### [PROBLEM STATEMENT]
Line by line, reproduce the records exactly.

(Recorded data)
┏━━

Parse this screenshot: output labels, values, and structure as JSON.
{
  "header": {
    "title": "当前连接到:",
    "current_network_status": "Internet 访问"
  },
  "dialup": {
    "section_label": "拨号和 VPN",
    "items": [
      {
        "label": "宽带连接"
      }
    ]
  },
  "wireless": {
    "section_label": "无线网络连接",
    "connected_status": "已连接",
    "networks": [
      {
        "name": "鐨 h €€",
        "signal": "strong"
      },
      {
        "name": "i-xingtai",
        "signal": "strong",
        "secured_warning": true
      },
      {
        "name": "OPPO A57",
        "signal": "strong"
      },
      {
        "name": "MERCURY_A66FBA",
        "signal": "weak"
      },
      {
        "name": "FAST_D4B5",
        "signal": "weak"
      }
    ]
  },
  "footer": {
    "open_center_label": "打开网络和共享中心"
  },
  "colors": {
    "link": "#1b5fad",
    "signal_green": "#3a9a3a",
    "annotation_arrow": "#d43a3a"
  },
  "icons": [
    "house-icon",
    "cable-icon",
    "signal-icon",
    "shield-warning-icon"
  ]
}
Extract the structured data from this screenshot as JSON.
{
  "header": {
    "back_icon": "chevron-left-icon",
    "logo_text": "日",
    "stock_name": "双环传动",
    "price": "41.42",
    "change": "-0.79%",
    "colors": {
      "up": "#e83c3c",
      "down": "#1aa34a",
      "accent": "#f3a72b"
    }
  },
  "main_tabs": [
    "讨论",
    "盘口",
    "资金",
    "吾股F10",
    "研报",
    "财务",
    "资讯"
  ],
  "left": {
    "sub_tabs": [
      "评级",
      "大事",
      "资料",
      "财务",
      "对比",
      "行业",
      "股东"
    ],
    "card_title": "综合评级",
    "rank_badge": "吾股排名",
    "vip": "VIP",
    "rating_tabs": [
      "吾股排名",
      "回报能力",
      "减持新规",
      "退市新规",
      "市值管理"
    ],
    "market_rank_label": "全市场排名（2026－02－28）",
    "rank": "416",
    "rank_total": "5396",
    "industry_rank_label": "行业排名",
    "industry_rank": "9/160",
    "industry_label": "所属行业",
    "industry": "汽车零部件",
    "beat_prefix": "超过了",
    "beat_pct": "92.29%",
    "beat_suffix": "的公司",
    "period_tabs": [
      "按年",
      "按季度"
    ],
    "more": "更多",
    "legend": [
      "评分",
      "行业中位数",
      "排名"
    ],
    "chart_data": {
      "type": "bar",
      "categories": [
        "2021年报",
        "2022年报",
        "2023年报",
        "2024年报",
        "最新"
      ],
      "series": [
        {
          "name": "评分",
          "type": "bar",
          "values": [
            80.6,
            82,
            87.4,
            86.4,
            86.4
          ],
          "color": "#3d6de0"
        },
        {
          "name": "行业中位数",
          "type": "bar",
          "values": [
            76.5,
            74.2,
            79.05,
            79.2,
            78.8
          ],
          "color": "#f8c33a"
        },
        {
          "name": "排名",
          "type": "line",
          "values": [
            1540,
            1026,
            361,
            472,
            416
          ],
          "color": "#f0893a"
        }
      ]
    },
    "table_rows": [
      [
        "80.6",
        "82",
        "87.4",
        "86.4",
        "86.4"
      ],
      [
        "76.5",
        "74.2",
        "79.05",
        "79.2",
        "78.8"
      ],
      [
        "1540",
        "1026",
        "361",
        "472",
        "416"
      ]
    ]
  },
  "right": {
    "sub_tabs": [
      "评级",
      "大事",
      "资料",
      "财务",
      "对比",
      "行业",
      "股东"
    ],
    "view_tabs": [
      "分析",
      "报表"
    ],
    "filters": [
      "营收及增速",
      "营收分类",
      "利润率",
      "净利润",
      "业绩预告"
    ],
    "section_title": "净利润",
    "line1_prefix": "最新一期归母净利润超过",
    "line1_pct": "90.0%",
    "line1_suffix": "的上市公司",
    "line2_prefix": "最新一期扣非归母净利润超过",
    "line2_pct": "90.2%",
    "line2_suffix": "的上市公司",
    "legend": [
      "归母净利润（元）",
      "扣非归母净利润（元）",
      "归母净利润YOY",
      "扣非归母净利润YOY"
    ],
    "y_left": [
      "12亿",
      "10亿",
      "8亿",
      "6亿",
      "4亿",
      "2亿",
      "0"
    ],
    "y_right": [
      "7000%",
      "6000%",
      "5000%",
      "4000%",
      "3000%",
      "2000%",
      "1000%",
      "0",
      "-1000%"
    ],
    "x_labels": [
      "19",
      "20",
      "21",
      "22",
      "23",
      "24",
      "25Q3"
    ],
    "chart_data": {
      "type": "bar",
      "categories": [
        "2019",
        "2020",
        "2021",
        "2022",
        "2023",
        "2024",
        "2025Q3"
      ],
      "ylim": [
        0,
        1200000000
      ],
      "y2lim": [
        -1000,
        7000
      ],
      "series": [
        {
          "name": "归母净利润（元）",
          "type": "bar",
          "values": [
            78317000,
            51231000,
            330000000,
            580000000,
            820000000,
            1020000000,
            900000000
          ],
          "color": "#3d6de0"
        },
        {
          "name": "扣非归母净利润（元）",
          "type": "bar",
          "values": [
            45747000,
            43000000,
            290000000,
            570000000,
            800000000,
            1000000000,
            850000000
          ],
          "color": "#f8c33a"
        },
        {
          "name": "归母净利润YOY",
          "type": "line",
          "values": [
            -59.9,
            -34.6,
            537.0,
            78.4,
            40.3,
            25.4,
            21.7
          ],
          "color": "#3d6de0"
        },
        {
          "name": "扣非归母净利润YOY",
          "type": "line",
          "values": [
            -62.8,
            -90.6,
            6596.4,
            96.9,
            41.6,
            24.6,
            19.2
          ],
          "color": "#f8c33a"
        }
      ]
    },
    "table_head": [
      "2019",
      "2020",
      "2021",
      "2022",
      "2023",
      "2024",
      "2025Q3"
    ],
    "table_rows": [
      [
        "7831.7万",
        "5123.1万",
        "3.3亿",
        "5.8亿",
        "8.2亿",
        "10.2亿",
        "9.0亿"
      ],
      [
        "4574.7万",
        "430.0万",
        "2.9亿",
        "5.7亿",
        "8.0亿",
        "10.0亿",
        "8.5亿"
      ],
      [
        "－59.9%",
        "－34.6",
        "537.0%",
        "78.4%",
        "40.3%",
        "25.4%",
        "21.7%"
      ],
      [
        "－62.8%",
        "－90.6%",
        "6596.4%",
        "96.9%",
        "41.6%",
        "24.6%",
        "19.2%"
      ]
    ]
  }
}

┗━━

### [ANSWER TO THIS TASK]
Parse this screenshot: output labels, values, and structure as JSON.
{
  "header": {
    "title": "当前连接到:",
    "current_network_status": "Internet 访问"
  },
  "dialup": {
    "section_label": "拨号和 VPN",
    "items": [
      {
        "label": "宽带连接"
      }
    ]
  },
  "wireless": {
    "section_label": "无线网络连接",
    "connected_status": "已连接",
    "networks": [
      {
        "name": "鐨 h €€",
        "signal": "strong"
      },
      {
        "name": "i-xingtai",
        "signal": "strong",
        "secured_warning": true
      },
      {
        "name": "OPPO A57",
        "signal": "strong"
      },
      {
        "name": "MERCURY_A66FBA",
        "signal": "weak"
      },
      {
        "name": "FAST_D4B5",
        "signal": "weak"
      }
    ]
  },
  "footer": {
    "open_center_label": "打开网络和共享中心"
  },
  "colors": {
    "link": "#1b5fad",
    "signal_green": "#3a9a3a",
    "annotation_arrow": "#d43a3a"
  },
  "icons": [
    "house-icon",
    "cable-icon",
    "signal-icon",
    "shield-warning-icon"
  ]
}
Extract the structured data from this screenshot as JSON.
{
  "header": {
    "back_icon": "chevron-left-icon",
    "logo_text": "日",
    "stock_name": "双环传动",
    "price": "41.42",
    "change": "-0.79%",
    "colors": {
      "up": "#e83c3c",
      "down": "#1aa34a",
      "accent": "#f3a72b"
    }
  },
  "main_tabs": [
    "讨论",
    "盘口",
    "资金",
    "吾股F10",
    "研报",
    "财务",
    "资讯"
  ],
  "left": {
    "sub_tabs": [
      "评级",
      "大事",
      "资料",
      "财务",
      "对比",
      "行业",
      "股东"
    ],
    "card_title": "综合评级",
    "rank_badge": "吾股排名",
    "vip": "VIP",
    "rating_tabs": [
      "吾股排名",
      "回报能力",
      "减持新规",
      "退市新规",
      "市值管理"
    ],
    "market_rank_label": "全市场排名（2026－02－28）",
    "rank": "416",
    "rank_total": "5396",
    "industry_rank_label": "行业排名",
    "industry_rank": "9/160",
    "industry_label": "所属行业",
    "industry": "汽车零部件",
    "beat_prefix": "超过了",
    "beat_pct": "92.29%",
    "beat_suffix": "的公司",
    "period_tabs": [
      "按年",
      "按季度"
    ],
    "more": "更多",
    "legend": [
      "评分",
      "行业中位数",
      "排名"
    ],
    "chart_data": {
      "type": "bar",
      "categories": [
        "2021年报",
        "2022年报",
        "2023年报",
        "2024年报",
        "最新"
      ],
      "series": [
        {
          "name": "评分",
          "type": "bar",
          "values": [
            80.6,
            82,
            87.4,
            86.4,
            86.4
          ],
          "color": "#3d6de0"
        },
        {
          "name": "行业中位数",
          "type": "bar",
          "values": [
            76.5,
            74.2,
            79.05,
            79.2,
            78.8
          ],
          "color": "#f8c33a"
        },
        {
          "name": "排名",
          "type": "line",
          "values": [
            1540,
            1026,
            361,
            472,
            416
          ],
          "color": "#f0893a"
        }
      ]
    },
    "table_rows": [
      [
        "80.6",
        "82",
        "87.4",
        "86.4",
        "86.4"
      ],
      [
        "76.5",
        "74.2",
        "79.05",
        "79.2",
        "78.8"
      ],
      [
        "1540",
        "1026",
        "361",
        "472",
        "416"
      ]
    ]
  },
  "right": {
    "sub_tabs": [
      "评级",
      "大事",
      "资料",
      "财务",
      "对比",
      "行业",
      "股东"
    ],
    "view_tabs": [
      "分析",
      "报表"
    ],
    "filters": [
      "营收及增速",
      "营收分类",
      "利润率",
      "净利润",
      "业绩预告"
    ],
    "section_title": "净利润",
    "line1_prefix": "最新一期归母净利润超过",
    "line1_pct": "90.0%",
    "line1_suffix": "的上市公司",
    "line2_prefix": "最新一期扣非归母净利润超过",
    "line2_pct": "90.2%",
    "line2_suffix": "的上市公司",
    "legend": [
      "归母净利润（元）",
      "扣非归母净利润（元）",
      "归母净利润YOY",
      "扣非归母净利润YOY"
    ],
    "y_left": [
      "12亿",
      "10亿",
      "8亿",
      "6亿",
      "4亿",
      "2亿",
      "0"
    ],
    "y_right": [
      "7000%",
      "6000%",
      "5000%",
      "4000%",
      "3000%",
      "2000%",
      "1000%",
      "0",
      "-1000%"
    ],
    "x_labels": [
      "19",
      "20",
      "21",
      "22",
      "23",
      "24",
      "25Q3"
    ],
    "chart_data": {
      "type": "bar",
      "categories": [
        "2019",
        "2020",
        "2021",
        "2022",
        "2023",
        "2024",
        "2025Q3"
      ],
      "ylim": [
        0,
        1200000000
      ],
      "y2lim": [
        -1000,
        7000
      ],
      "series": [
        {
          "name": "归母净利润（元）",
          "type": "bar",
          "values": [
            78317000,
            51231000,
            330000000,
            580000000,
            820000000,
            1020000000,
            900000000
          ],
          "color": "#3d6de0"
        },
        {
          "name": "扣非归母净利润（元）",
          "type": "bar",
          "values": [
            45747000,
            43000000,
            290000000,
            570000000,
            800000000,
            1000000000,
            850000000
          ],
          "color": "#f8c33a"
        },
        {
          "name": "归母净利润YOY",
          "type": "line",
          "values": [
            -59.9,
            -34.6,
            537.0,
            78.4,
            40.3,
            25.4,
            21.7
          ],
          "color": "#3d6de0"
        },
        {
          "name": "扣非归母净利润YOY",
          "type": "line",
          "values": [
            -62.8,
            -90.6,
            6596.4,
            96.9,
            41.6,
            24.6,
            19.2
          ],
          "color": "#f8c33a"
        }
      ]
    },
    "table_head": [
      "2019",
      "2020",
      "2021",
      "2022",
      "2023",
      "2024",
      "2025Q3"
    ],
    "table_rows": [
      [
        "7831.7万",
        "5123.1万",
        "3.3亿",
        "5.8亿",
        "8.2亿",
        "10.2亿",
        "9.0亿"
      ],
      [
        "4574.7万",
        "430.0万",
        "2.9亿",
        "5.7亿",
        "8.0亿",
        "10.0亿",
        "8.5亿"
      ],
      [
        "－59.9%",
        "－34.6",
        "537.0%",
        "78.4%",
        "40.3%",
        "25.4%",
        "21.7%"
      ],
      [
        "－62.8%",
        "－90.6%",
        "6596.4%",
        "96.9%",
        "41.6%",
        "24.6%",
        "19.2%"
      ]
    ]
  }
}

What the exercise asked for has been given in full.